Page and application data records
- Opening Delimiter -
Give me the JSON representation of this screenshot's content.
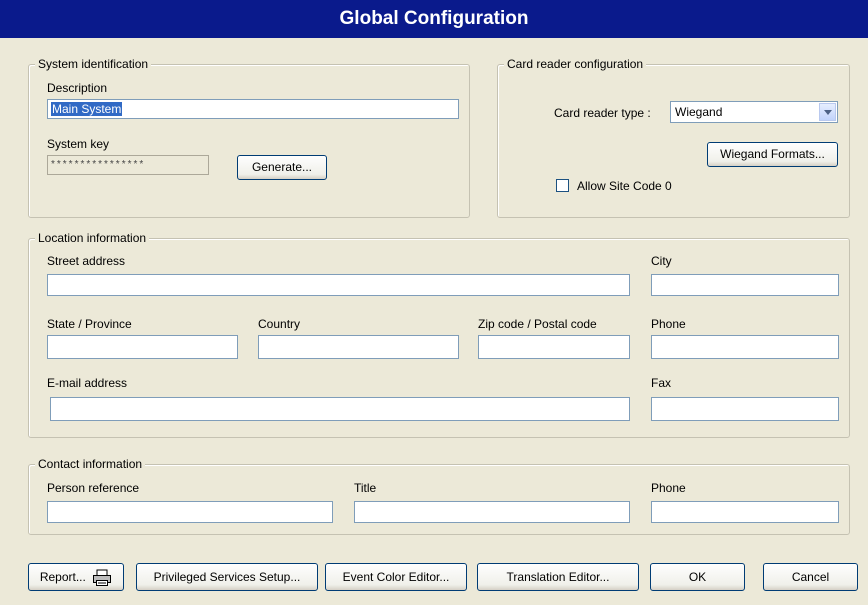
{
  "window": {
    "title": "Global Configuration"
  },
  "system_identification": {
    "legend": "System identification",
    "description_label": "Description",
    "description_value": "Main System",
    "system_key_label": "System key",
    "system_key_value": "****************",
    "generate_button": "Generate..."
  },
  "card_reader": {
    "legend": "Card reader configuration",
    "type_label": "Card reader type :",
    "type_value": "Wiegand",
    "formats_button": "Wiegand Formats...",
    "allow_site_code_label": "Allow Site Code 0",
    "allow_site_code_checked": false
  },
  "location": {
    "legend": "Location information",
    "street_label": "Street address",
    "city_label": "City",
    "state_label": "State / Province",
    "country_label": "Country",
    "zip_label": "Zip code / Postal code",
    "phone_label": "Phone",
    "email_label": "E-mail address",
    "fax_label": "Fax",
    "street_value": "",
    "city_value": "",
    "state_value": "",
    "country_value": "",
    "zip_value": "",
    "phone_value": "",
    "email_value": "",
    "fax_value": ""
  },
  "contact": {
    "legend": "Contact information",
    "person_label": "Person reference",
    "title_label": "Title",
    "phone_label": "Phone",
    "person_value": "",
    "title_value": "",
    "phone_value": ""
  },
  "buttons": {
    "report": "Report...",
    "privileged": "Privileged Services Setup...",
    "event_color": "Event Color Editor...",
    "translation": "Translation Editor...",
    "ok": "OK",
    "cancel": "Cancel"
  }
}
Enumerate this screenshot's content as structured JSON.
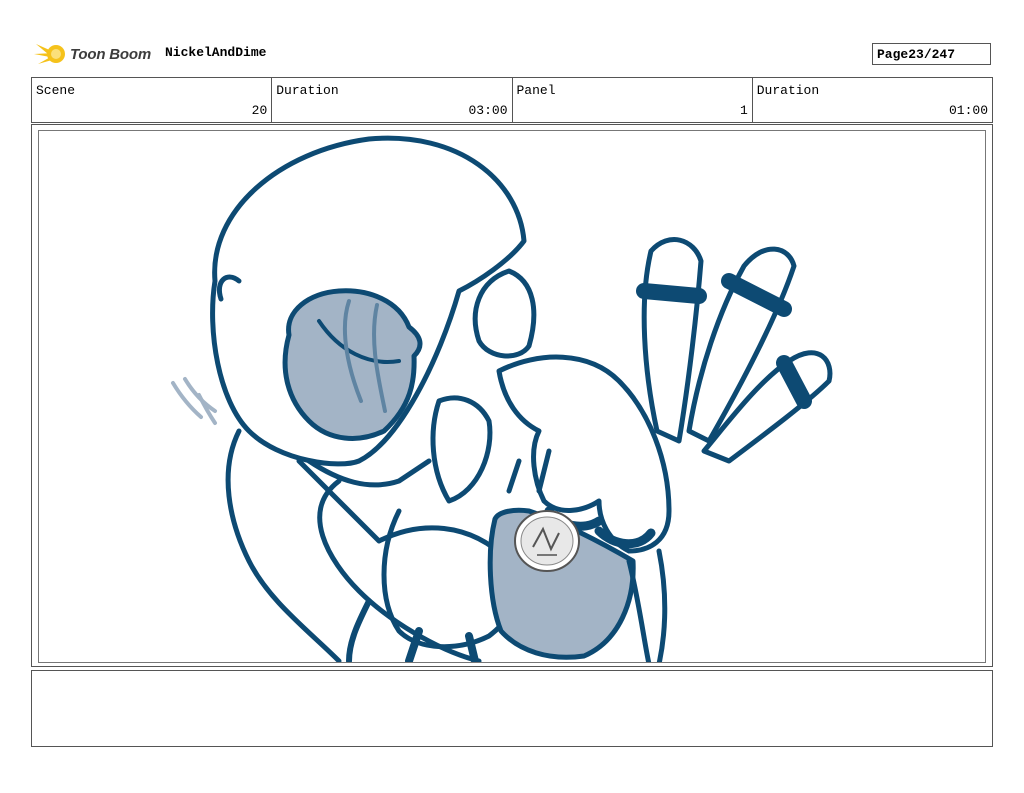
{
  "header": {
    "logo_text": "Toon Boom",
    "project_name": "NickelAndDime",
    "page_label": "Page",
    "page_value": "23/247"
  },
  "info": {
    "scene_label": "Scene",
    "scene_value": "20",
    "scene_duration_label": "Duration",
    "scene_duration_value": "03:00",
    "panel_label": "Panel",
    "panel_value": "1",
    "panel_duration_label": "Duration",
    "panel_duration_value": "01:00"
  },
  "colors": {
    "ink": "#0d4a73",
    "shade": "#a3b4c6",
    "logo_yellow": "#f5c21b"
  },
  "icons": [
    "toon-boom-logo-icon",
    "coin-icon"
  ]
}
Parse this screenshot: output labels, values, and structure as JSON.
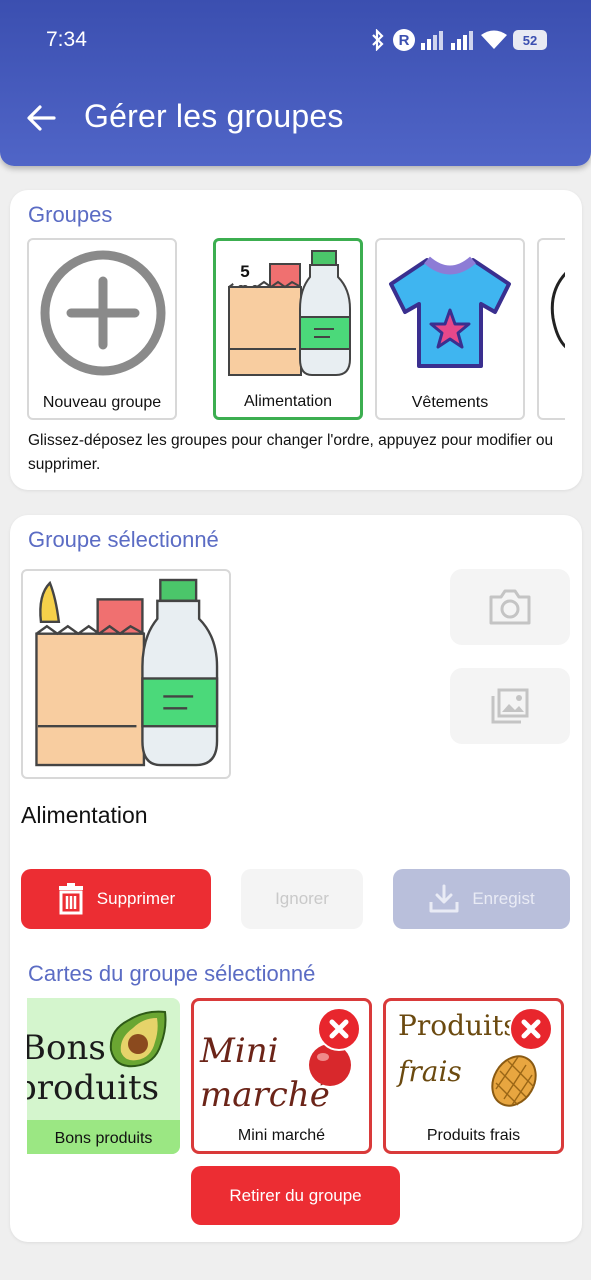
{
  "status_bar": {
    "time": "7:34",
    "battery": "52",
    "roaming_label": "R"
  },
  "header": {
    "title": "Gérer les groupes"
  },
  "groups_section": {
    "title": "Groupes",
    "tiles": [
      {
        "label": "Nouveau groupe"
      },
      {
        "label": "Alimentation",
        "badge": "5"
      },
      {
        "label": "Vêtements"
      }
    ],
    "hint": "Glissez-déposez les groupes pour changer l'ordre, appuyez pour modifier ou supprimer."
  },
  "selected_section": {
    "title": "Groupe sélectionné",
    "group_name": "Alimentation",
    "buttons": {
      "delete": "Supprimer",
      "ignore": "Ignorer",
      "save": "Enregist"
    }
  },
  "cards_section": {
    "title": "Cartes du groupe sélectionné",
    "cards": [
      {
        "label": "Bons produits",
        "image_text_1": "Bons",
        "image_text_2": "produits"
      },
      {
        "label": "Mini marché",
        "image_text_1": "Mini",
        "image_text_2": "marché"
      },
      {
        "label": "Produits frais",
        "image_text_1": "Produits",
        "image_text_2": "frais"
      }
    ],
    "remove_button": "Retirer du groupe"
  },
  "colors": {
    "header": "#3b4fb0",
    "accent_title": "#5b6cc4",
    "danger": "#ec2d33",
    "selected_border": "#3cae50"
  }
}
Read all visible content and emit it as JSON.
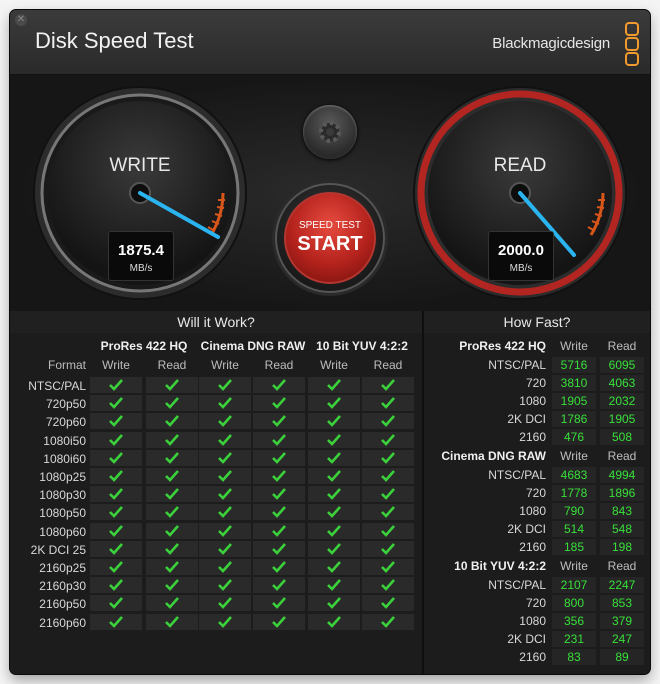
{
  "app_title": "Disk Speed Test",
  "brand_name": "Blackmagicdesign",
  "colors": {
    "accent_orange": "#f29a2e",
    "needle": "#2ab4f0",
    "check_green": "#3bd13b",
    "value_green": "#38e03a",
    "read_ring": "#b32520"
  },
  "write_gauge": {
    "label": "WRITE",
    "value": "1875.4",
    "unit": "MB/s"
  },
  "read_gauge": {
    "label": "READ",
    "value": "2000.0",
    "unit": "MB/s"
  },
  "settings_icon": "gear-icon",
  "start_button": {
    "small_label": "SPEED TEST",
    "big_label": "START"
  },
  "will_it_work": {
    "title": "Will it Work?",
    "format_header": "Format",
    "groups": [
      "ProRes 422 HQ",
      "Cinema DNG RAW",
      "10 Bit YUV 4:2:2"
    ],
    "columns": [
      "Write",
      "Read",
      "Write",
      "Read",
      "Write",
      "Read"
    ],
    "rows": [
      "NTSC/PAL",
      "720p50",
      "720p60",
      "1080i50",
      "1080i60",
      "1080p25",
      "1080p30",
      "1080p50",
      "1080p60",
      "2K DCI 25",
      "2160p25",
      "2160p30",
      "2160p50",
      "2160p60"
    ],
    "status_icon": "check-icon"
  },
  "how_fast": {
    "title": "How Fast?",
    "sections": [
      {
        "name": "ProRes 422 HQ",
        "write_label": "Write",
        "read_label": "Read",
        "rows": [
          {
            "format": "NTSC/PAL",
            "write": "5716",
            "read": "6095"
          },
          {
            "format": "720",
            "write": "3810",
            "read": "4063"
          },
          {
            "format": "1080",
            "write": "1905",
            "read": "2032"
          },
          {
            "format": "2K DCI",
            "write": "1786",
            "read": "1905"
          },
          {
            "format": "2160",
            "write": "476",
            "read": "508"
          }
        ]
      },
      {
        "name": "Cinema DNG RAW",
        "write_label": "Write",
        "read_label": "Read",
        "rows": [
          {
            "format": "NTSC/PAL",
            "write": "4683",
            "read": "4994"
          },
          {
            "format": "720",
            "write": "1778",
            "read": "1896"
          },
          {
            "format": "1080",
            "write": "790",
            "read": "843"
          },
          {
            "format": "2K DCI",
            "write": "514",
            "read": "548"
          },
          {
            "format": "2160",
            "write": "185",
            "read": "198"
          }
        ]
      },
      {
        "name": "10 Bit YUV 4:2:2",
        "write_label": "Write",
        "read_label": "Read",
        "rows": [
          {
            "format": "NTSC/PAL",
            "write": "2107",
            "read": "2247"
          },
          {
            "format": "720",
            "write": "800",
            "read": "853"
          },
          {
            "format": "1080",
            "write": "356",
            "read": "379"
          },
          {
            "format": "2K DCI",
            "write": "231",
            "read": "247"
          },
          {
            "format": "2160",
            "write": "83",
            "read": "89"
          }
        ]
      }
    ]
  }
}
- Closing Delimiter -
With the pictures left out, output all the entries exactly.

Reply
Give me the JSON representation of this screenshot's content.
{
  "window": {
    "title": "Global Configuration"
  },
  "system_identification": {
    "legend": "System identification",
    "description_label": "Description",
    "description_value": "Main System",
    "system_key_label": "System key",
    "system_key_value": "****************",
    "generate_button": "Generate..."
  },
  "card_reader": {
    "legend": "Card reader configuration",
    "type_label": "Card reader type :",
    "type_value": "Wiegand",
    "formats_button": "Wiegand Formats...",
    "allow_site_code_label": "Allow Site Code 0",
    "allow_site_code_checked": false
  },
  "location": {
    "legend": "Location information",
    "street_label": "Street address",
    "city_label": "City",
    "state_label": "State / Province",
    "country_label": "Country",
    "zip_label": "Zip code / Postal code",
    "phone_label": "Phone",
    "email_label": "E-mail address",
    "fax_label": "Fax",
    "street_value": "",
    "city_value": "",
    "state_value": "",
    "country_value": "",
    "zip_value": "",
    "phone_value": "",
    "email_value": "",
    "fax_value": ""
  },
  "contact": {
    "legend": "Contact information",
    "person_label": "Person reference",
    "title_label": "Title",
    "phone_label": "Phone",
    "person_value": "",
    "title_value": "",
    "phone_value": ""
  },
  "buttons": {
    "report": "Report...",
    "privileged": "Privileged Services Setup...",
    "event_color": "Event Color Editor...",
    "translation": "Translation Editor...",
    "ok": "OK",
    "cancel": "Cancel"
  }
}
Enumerate this screenshot's content as structured JSON.
{
  "header": {
    "logo_text": "Toon Boom",
    "project_name": "NickelAndDime",
    "page_label": "Page",
    "page_value": "23/247"
  },
  "info": {
    "scene_label": "Scene",
    "scene_value": "20",
    "scene_duration_label": "Duration",
    "scene_duration_value": "03:00",
    "panel_label": "Panel",
    "panel_value": "1",
    "panel_duration_label": "Duration",
    "panel_duration_value": "01:00"
  },
  "colors": {
    "ink": "#0d4a73",
    "shade": "#a3b4c6",
    "logo_yellow": "#f5c21b"
  },
  "icons": [
    "toon-boom-logo-icon",
    "coin-icon"
  ]
}
Parse this screenshot: output labels, values, and structure as JSON.
{
  "status_bar": {
    "time": "7:34",
    "battery": "52",
    "roaming_label": "R"
  },
  "header": {
    "title": "Gérer les groupes"
  },
  "groups_section": {
    "title": "Groupes",
    "tiles": [
      {
        "label": "Nouveau groupe"
      },
      {
        "label": "Alimentation",
        "badge": "5"
      },
      {
        "label": "Vêtements"
      }
    ],
    "hint": "Glissez-déposez les groupes pour changer l'ordre, appuyez pour modifier ou supprimer."
  },
  "selected_section": {
    "title": "Groupe sélectionné",
    "group_name": "Alimentation",
    "buttons": {
      "delete": "Supprimer",
      "ignore": "Ignorer",
      "save": "Enregist"
    }
  },
  "cards_section": {
    "title": "Cartes du groupe sélectionné",
    "cards": [
      {
        "label": "Bons produits",
        "image_text_1": "Bons",
        "image_text_2": "produits"
      },
      {
        "label": "Mini marché",
        "image_text_1": "Mini",
        "image_text_2": "marché"
      },
      {
        "label": "Produits frais",
        "image_text_1": "Produits",
        "image_text_2": "frais"
      }
    ],
    "remove_button": "Retirer du groupe"
  },
  "colors": {
    "header": "#3b4fb0",
    "accent_title": "#5b6cc4",
    "danger": "#ec2d33",
    "selected_border": "#3cae50"
  }
}
Read all visible content and emit it as JSON.
{
  "app_title": "Disk Speed Test",
  "brand_name": "Blackmagicdesign",
  "colors": {
    "accent_orange": "#f29a2e",
    "needle": "#2ab4f0",
    "check_green": "#3bd13b",
    "value_green": "#38e03a",
    "read_ring": "#b32520"
  },
  "write_gauge": {
    "label": "WRITE",
    "value": "1875.4",
    "unit": "MB/s"
  },
  "read_gauge": {
    "label": "READ",
    "value": "2000.0",
    "unit": "MB/s"
  },
  "settings_icon": "gear-icon",
  "start_button": {
    "small_label": "SPEED TEST",
    "big_label": "START"
  },
  "will_it_work": {
    "title": "Will it Work?",
    "format_header": "Format",
    "groups": [
      "ProRes 422 HQ",
      "Cinema DNG RAW",
      "10 Bit YUV 4:2:2"
    ],
    "columns": [
      "Write",
      "Read",
      "Write",
      "Read",
      "Write",
      "Read"
    ],
    "rows": [
      "NTSC/PAL",
      "720p50",
      "720p60",
      "1080i50",
      "1080i60",
      "1080p25",
      "1080p30",
      "1080p50",
      "1080p60",
      "2K DCI 25",
      "2160p25",
      "2160p30",
      "2160p50",
      "2160p60"
    ],
    "status_icon": "check-icon"
  },
  "how_fast": {
    "title": "How Fast?",
    "sections": [
      {
        "name": "ProRes 422 HQ",
        "write_label": "Write",
        "read_label": "Read",
        "rows": [
          {
            "format": "NTSC/PAL",
            "write": "5716",
            "read": "6095"
          },
          {
            "format": "720",
            "write": "3810",
            "read": "4063"
          },
          {
            "format": "1080",
            "write": "1905",
            "read": "2032"
          },
          {
            "format": "2K DCI",
            "write": "1786",
            "read": "1905"
          },
          {
            "format": "2160",
            "write": "476",
            "read": "508"
          }
        ]
      },
      {
        "name": "Cinema DNG RAW",
        "write_label": "Write",
        "read_label": "Read",
        "rows": [
          {
            "format": "NTSC/PAL",
            "write": "4683",
            "read": "4994"
          },
          {
            "format": "720",
            "write": "1778",
            "read": "1896"
          },
          {
            "format": "1080",
            "write": "790",
            "read": "843"
          },
          {
            "format": "2K DCI",
            "write": "514",
            "read": "548"
          },
          {
            "format": "2160",
            "write": "185",
            "read": "198"
          }
        ]
      },
      {
        "name": "10 Bit YUV 4:2:2",
        "write_label": "Write",
        "read_label": "Read",
        "rows": [
          {
            "format": "NTSC/PAL",
            "write": "2107",
            "read": "2247"
          },
          {
            "format": "720",
            "write": "800",
            "read": "853"
          },
          {
            "format": "1080",
            "write": "356",
            "read": "379"
          },
          {
            "format": "2K DCI",
            "write": "231",
            "read": "247"
          },
          {
            "format": "2160",
            "write": "83",
            "read": "89"
          }
        ]
      }
    ]
  }
}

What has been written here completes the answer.